- **Exercise**: Of the lines below, report only those that contain "view".

- **Extracted data**:
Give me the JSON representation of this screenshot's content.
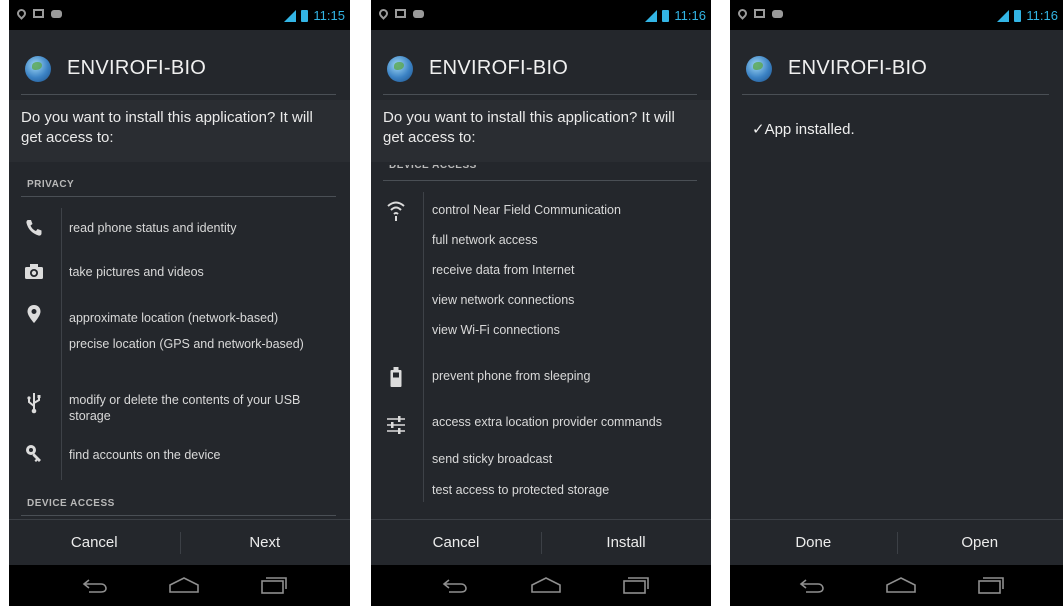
{
  "status_bar": {
    "time_1": "11:15",
    "time_2": "11:16",
    "time_3": "11:16"
  },
  "app": {
    "name": "ENVIROFI-BIO",
    "icon": "globe-icon"
  },
  "install_prompt": "Do you want to install this application? It will get access to:",
  "screen1": {
    "privacy_header": "PRIVACY",
    "permissions": [
      {
        "icon": "phone-icon",
        "text": "read phone status and identity"
      },
      {
        "icon": "camera-icon",
        "text": "take pictures and videos"
      },
      {
        "icon": "location-pin-icon",
        "text": "approximate location (network-based)"
      },
      {
        "icon": "",
        "text": "precise location (GPS and network-based)"
      },
      {
        "icon": "usb-icon",
        "text": "modify or delete the contents of your USB storage"
      },
      {
        "icon": "key-icon",
        "text": "find accounts on the device"
      }
    ],
    "device_access_header": "DEVICE ACCESS",
    "cancel_label": "Cancel",
    "next_label": "Next"
  },
  "screen2": {
    "device_access_header": "DEVICE ACCESS",
    "permissions": [
      {
        "icon": "wifi-icon",
        "text": "control Near Field Communication"
      },
      {
        "icon": "",
        "text": "full network access"
      },
      {
        "icon": "",
        "text": "receive data from Internet"
      },
      {
        "icon": "",
        "text": "view network connections"
      },
      {
        "icon": "",
        "text": "view Wi-Fi connections"
      },
      {
        "icon": "battery-icon",
        "text": "prevent phone from sleeping"
      },
      {
        "icon": "settings-sliders-icon",
        "text": "access extra location provider commands"
      },
      {
        "icon": "",
        "text": "send sticky broadcast"
      },
      {
        "icon": "",
        "text": "test access to protected storage"
      }
    ],
    "cancel_label": "Cancel",
    "install_label": "Install"
  },
  "screen3": {
    "installed_text": "✓App installed.",
    "done_label": "Done",
    "open_label": "Open"
  },
  "colors": {
    "background": "#24272c",
    "accent": "#33b5e5",
    "bars": "#000000"
  }
}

- **Answer below**:
        "text": "view network connections"
        "text": "view Wi-Fi connections"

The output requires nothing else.